Oh dear, sorry to hear this gandalf. It reminds me of one of my DDs who regresssed so much when she started Y7. She kept saying she wanted to go back to primary school and then she stopped talking more or less totally. She, like your DD, would follow me to the bathroom etc. It was like having a huge insecure toddler in the house. If I had thought she would have been happier at another high school, I would have moved her but I knew she wanted to go back to primary. She hated the moving round school, hated having to get to know new teachers for every subject etc. At October half term, we bumped into her old primary school teacher (who she had never really liked that much!) and she asked my DD how school was. My DD spoke, for the first time in weeks, and just said 'awful, horrible, dreadful'. It broke my heart but enabled her to start talking about it.
I can't really say what changed, she got used to it, I gave her loads of extra attention (I didn't have any younger DC at that stage, they came later!) and tried to do the strategies you used with toddlers, I would ask her if she needed/wanted anything or say anything etc. because I was going for a shower, cooking etc.
She ended up loving the school, really loving it and in Y10 became a mentor to new Y7s.

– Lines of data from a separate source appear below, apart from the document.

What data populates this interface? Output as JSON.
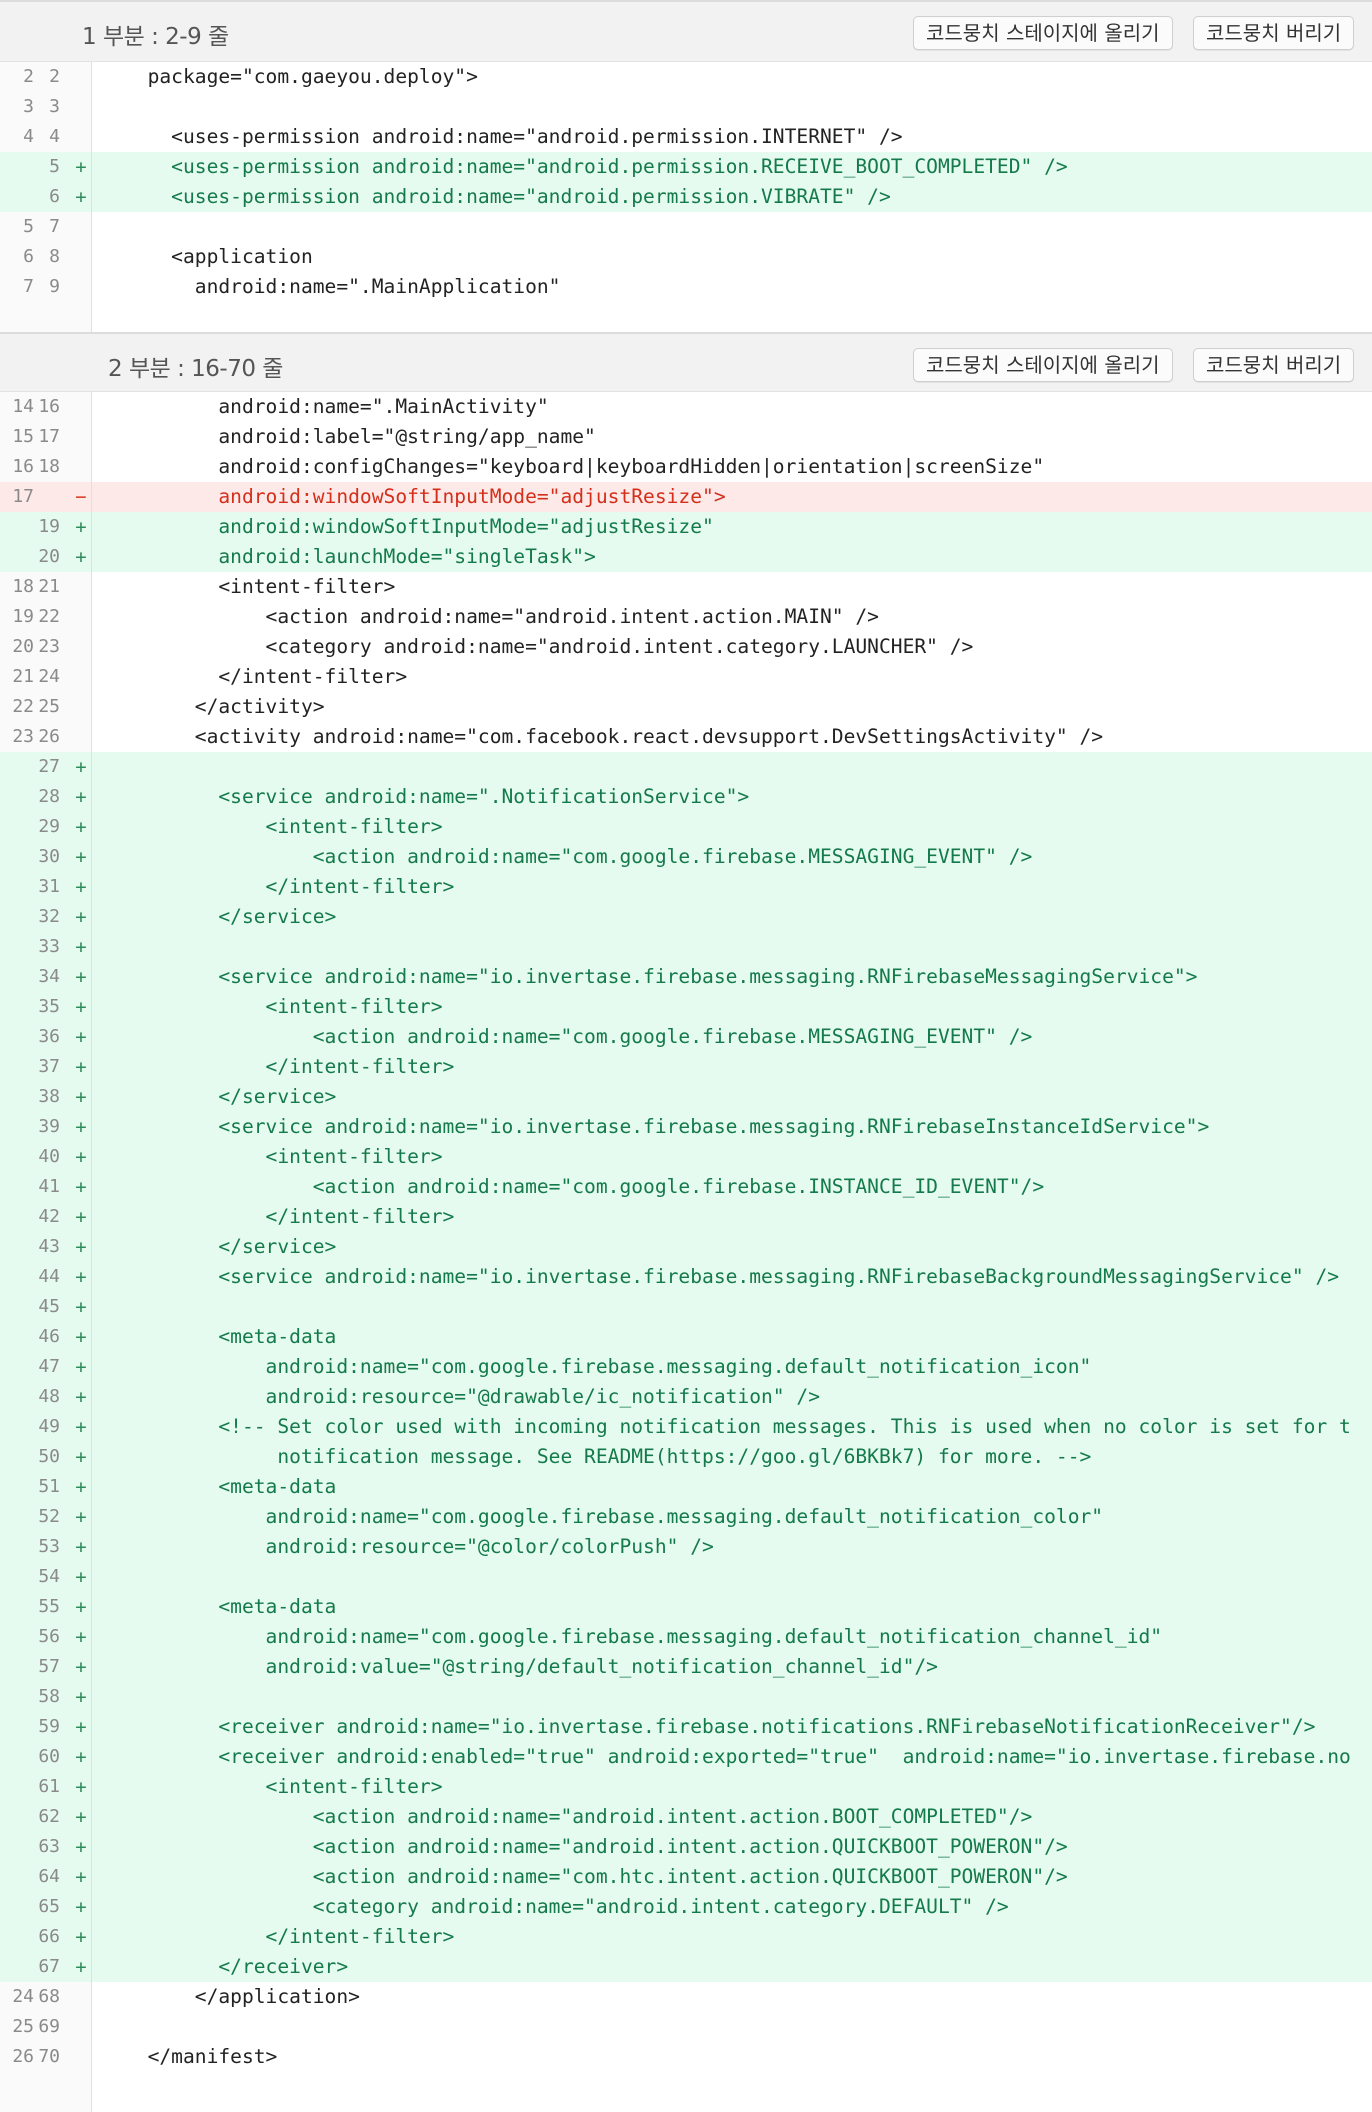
{
  "hunks": [
    {
      "title": "1 부분 : 2-9 줄",
      "stage_label": "코드뭉치 스테이지에 올리기",
      "discard_label": "코드뭉치 버리기",
      "lines": [
        {
          "old": "2",
          "new": "2",
          "type": "ctx",
          "text": "  package=\"com.gaeyou.deploy\">"
        },
        {
          "old": "3",
          "new": "3",
          "type": "ctx",
          "text": ""
        },
        {
          "old": "4",
          "new": "4",
          "type": "ctx",
          "text": "    <uses-permission android:name=\"android.permission.INTERNET\" />"
        },
        {
          "old": "",
          "new": "5",
          "type": "add",
          "text": "    <uses-permission android:name=\"android.permission.RECEIVE_BOOT_COMPLETED\" />"
        },
        {
          "old": "",
          "new": "6",
          "type": "add",
          "text": "    <uses-permission android:name=\"android.permission.VIBRATE\" />"
        },
        {
          "old": "5",
          "new": "7",
          "type": "ctx",
          "text": ""
        },
        {
          "old": "6",
          "new": "8",
          "type": "ctx",
          "text": "    <application"
        },
        {
          "old": "7",
          "new": "9",
          "type": "ctx",
          "text": "      android:name=\".MainApplication\""
        }
      ]
    },
    {
      "title": "2 부분 : 16-70 줄",
      "stage_label": "코드뭉치 스테이지에 올리기",
      "discard_label": "코드뭉치 버리기",
      "lines": [
        {
          "old": "14",
          "new": "16",
          "type": "ctx",
          "text": "        android:name=\".MainActivity\""
        },
        {
          "old": "15",
          "new": "17",
          "type": "ctx",
          "text": "        android:label=\"@string/app_name\""
        },
        {
          "old": "16",
          "new": "18",
          "type": "ctx",
          "text": "        android:configChanges=\"keyboard|keyboardHidden|orientation|screenSize\""
        },
        {
          "old": "17",
          "new": "",
          "type": "del",
          "text": "        android:windowSoftInputMode=\"adjustResize\">"
        },
        {
          "old": "",
          "new": "19",
          "type": "add",
          "text": "        android:windowSoftInputMode=\"adjustResize\""
        },
        {
          "old": "",
          "new": "20",
          "type": "add",
          "text": "        android:launchMode=\"singleTask\">"
        },
        {
          "old": "18",
          "new": "21",
          "type": "ctx",
          "text": "        <intent-filter>"
        },
        {
          "old": "19",
          "new": "22",
          "type": "ctx",
          "text": "            <action android:name=\"android.intent.action.MAIN\" />"
        },
        {
          "old": "20",
          "new": "23",
          "type": "ctx",
          "text": "            <category android:name=\"android.intent.category.LAUNCHER\" />"
        },
        {
          "old": "21",
          "new": "24",
          "type": "ctx",
          "text": "        </intent-filter>"
        },
        {
          "old": "22",
          "new": "25",
          "type": "ctx",
          "text": "      </activity>"
        },
        {
          "old": "23",
          "new": "26",
          "type": "ctx",
          "text": "      <activity android:name=\"com.facebook.react.devsupport.DevSettingsActivity\" />"
        },
        {
          "old": "",
          "new": "27",
          "type": "add",
          "text": ""
        },
        {
          "old": "",
          "new": "28",
          "type": "add",
          "text": "        <service android:name=\".NotificationService\">"
        },
        {
          "old": "",
          "new": "29",
          "type": "add",
          "text": "            <intent-filter>"
        },
        {
          "old": "",
          "new": "30",
          "type": "add",
          "text": "                <action android:name=\"com.google.firebase.MESSAGING_EVENT\" />"
        },
        {
          "old": "",
          "new": "31",
          "type": "add",
          "text": "            </intent-filter>"
        },
        {
          "old": "",
          "new": "32",
          "type": "add",
          "text": "        </service>"
        },
        {
          "old": "",
          "new": "33",
          "type": "add",
          "text": ""
        },
        {
          "old": "",
          "new": "34",
          "type": "add",
          "text": "        <service android:name=\"io.invertase.firebase.messaging.RNFirebaseMessagingService\">"
        },
        {
          "old": "",
          "new": "35",
          "type": "add",
          "text": "            <intent-filter>"
        },
        {
          "old": "",
          "new": "36",
          "type": "add",
          "text": "                <action android:name=\"com.google.firebase.MESSAGING_EVENT\" />"
        },
        {
          "old": "",
          "new": "37",
          "type": "add",
          "text": "            </intent-filter>"
        },
        {
          "old": "",
          "new": "38",
          "type": "add",
          "text": "        </service>"
        },
        {
          "old": "",
          "new": "39",
          "type": "add",
          "text": "        <service android:name=\"io.invertase.firebase.messaging.RNFirebaseInstanceIdService\">"
        },
        {
          "old": "",
          "new": "40",
          "type": "add",
          "text": "            <intent-filter>"
        },
        {
          "old": "",
          "new": "41",
          "type": "add",
          "text": "                <action android:name=\"com.google.firebase.INSTANCE_ID_EVENT\"/>"
        },
        {
          "old": "",
          "new": "42",
          "type": "add",
          "text": "            </intent-filter>"
        },
        {
          "old": "",
          "new": "43",
          "type": "add",
          "text": "        </service>"
        },
        {
          "old": "",
          "new": "44",
          "type": "add",
          "text": "        <service android:name=\"io.invertase.firebase.messaging.RNFirebaseBackgroundMessagingService\" />"
        },
        {
          "old": "",
          "new": "45",
          "type": "add",
          "text": ""
        },
        {
          "old": "",
          "new": "46",
          "type": "add",
          "text": "        <meta-data"
        },
        {
          "old": "",
          "new": "47",
          "type": "add",
          "text": "            android:name=\"com.google.firebase.messaging.default_notification_icon\""
        },
        {
          "old": "",
          "new": "48",
          "type": "add",
          "text": "            android:resource=\"@drawable/ic_notification\" />"
        },
        {
          "old": "",
          "new": "49",
          "type": "add",
          "text": "        <!-- Set color used with incoming notification messages. This is used when no color is set for t"
        },
        {
          "old": "",
          "new": "50",
          "type": "add",
          "text": "             notification message. See README(https://goo.gl/6BKBk7) for more. -->"
        },
        {
          "old": "",
          "new": "51",
          "type": "add",
          "text": "        <meta-data"
        },
        {
          "old": "",
          "new": "52",
          "type": "add",
          "text": "            android:name=\"com.google.firebase.messaging.default_notification_color\""
        },
        {
          "old": "",
          "new": "53",
          "type": "add",
          "text": "            android:resource=\"@color/colorPush\" />"
        },
        {
          "old": "",
          "new": "54",
          "type": "add",
          "text": ""
        },
        {
          "old": "",
          "new": "55",
          "type": "add",
          "text": "        <meta-data"
        },
        {
          "old": "",
          "new": "56",
          "type": "add",
          "text": "            android:name=\"com.google.firebase.messaging.default_notification_channel_id\""
        },
        {
          "old": "",
          "new": "57",
          "type": "add",
          "text": "            android:value=\"@string/default_notification_channel_id\"/>"
        },
        {
          "old": "",
          "new": "58",
          "type": "add",
          "text": ""
        },
        {
          "old": "",
          "new": "59",
          "type": "add",
          "text": "        <receiver android:name=\"io.invertase.firebase.notifications.RNFirebaseNotificationReceiver\"/>"
        },
        {
          "old": "",
          "new": "60",
          "type": "add",
          "text": "        <receiver android:enabled=\"true\" android:exported=\"true\"  android:name=\"io.invertase.firebase.no"
        },
        {
          "old": "",
          "new": "61",
          "type": "add",
          "text": "            <intent-filter>"
        },
        {
          "old": "",
          "new": "62",
          "type": "add",
          "text": "                <action android:name=\"android.intent.action.BOOT_COMPLETED\"/>"
        },
        {
          "old": "",
          "new": "63",
          "type": "add",
          "text": "                <action android:name=\"android.intent.action.QUICKBOOT_POWERON\"/>"
        },
        {
          "old": "",
          "new": "64",
          "type": "add",
          "text": "                <action android:name=\"com.htc.intent.action.QUICKBOOT_POWERON\"/>"
        },
        {
          "old": "",
          "new": "65",
          "type": "add",
          "text": "                <category android:name=\"android.intent.category.DEFAULT\" />"
        },
        {
          "old": "",
          "new": "66",
          "type": "add",
          "text": "            </intent-filter>"
        },
        {
          "old": "",
          "new": "67",
          "type": "add",
          "text": "        </receiver>"
        },
        {
          "old": "24",
          "new": "68",
          "type": "ctx",
          "text": "      </application>"
        },
        {
          "old": "25",
          "new": "69",
          "type": "ctx",
          "text": ""
        },
        {
          "old": "26",
          "new": "70",
          "type": "ctx",
          "text": "  </manifest>"
        }
      ]
    }
  ],
  "colors": {
    "added_bg": "#e6fbef",
    "added_text": "#147a4b",
    "removed_bg": "#fde9e7",
    "removed_text": "#d32f1b"
  }
}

TheSecondOfHerName Sat 28-Nov-15 13:47:23

My Y7 DD is struggling too. She has developmental delay, so is quite immature at the best of times, but since half term we have started having tears and tantrums, which is unusual for her. She is needing a lot of extra TLC. This morning, she wouldn't start her homework until she had all of her comfort objects around her, and sucked her thumb while working. sad

TheSecondOfHerName Sat 28-Nov-15 13:49:43

It was like having a huge insecure toddler in the house.

That is such a perfect description of DD when she is stressed or anxious.

mygrandchildrenrock Sat 28-Nov-15 13:56:17

Oh dear, I am sure all your anxious children will develop coping strategies and, with time, will adapt better to being at secondary school.

gandalf456 Sat 28-Nov-15 22:05:50

Well she started again tonight having a massive tantrum when we got home from a day out at the zoo. She wants to go into the town switch on the Christmas lights but we're all cold and tired from the zoo and didn't want to go and she was lying on the floor kicking and legs like a two-year-old then suddenly she got up and said 'I want a hug.' To me, the behaviour looked bratty and entitled so normally I would say, 'Well I don't really feel like giving you a hug after the way you've been' but this time I just sat on the sofa and gave her a hug and then she proceeded to tell me what was really wrong and she had been upset by her cousin whom she had just Skyped. Her cousin was going to see the lights with her friends and she cut dd off rather rudely as soon as her friends arrived at her house so she'd felt rejected. As soon she got that off her ches, she was normal again and then I said to her ' If you have anything to worry about just talk to me instead of having a tantrum and then we can sort out and it will be much easier.' It probably won't change overnight but it's something I can keep plugging away on. I can reason with her if she's calm. I just can't do it when she's mad, which is the problem if I'm halfway through a shower etc

mygrandchildrenrock Sat 28-Nov-15 22:26:30

How good that you and your DD had a calm talk and a hug. flowers to both of you.
As you say though, change won't happen overnight, but hopefully it will gradually.

Elibean Mon 30-Nov-15 09:29:35

Gandalf, I've not had time to read through whole thread but just to nod and say 'oh yes' to your dd acting out her school/friend upsets at home or with you: mine does too. Its a sort of safety valve for her, she ends up with all these muddled overwhelming feelings - much like a toddler does, with hormones flying around - and needs me to be her safe container to roar it all out, splurge, and then sort through.

I get it. But oh its exhausting and at times infuriating and knowing one isn't alone, and that self-centred/irrational/dramatic explosions at the age of 11/12/13 are absolutely normal does help smile

gandalf456 Tue 05-Jan-16 13:45:59

Sorry, just seen this reply. It is vaguely reassuring to hear others have the same.

Join the discussion

Join the discussion

Registering is free, easy, and means you can join in the discussion, get discounts, win prizes and lots more.

Register now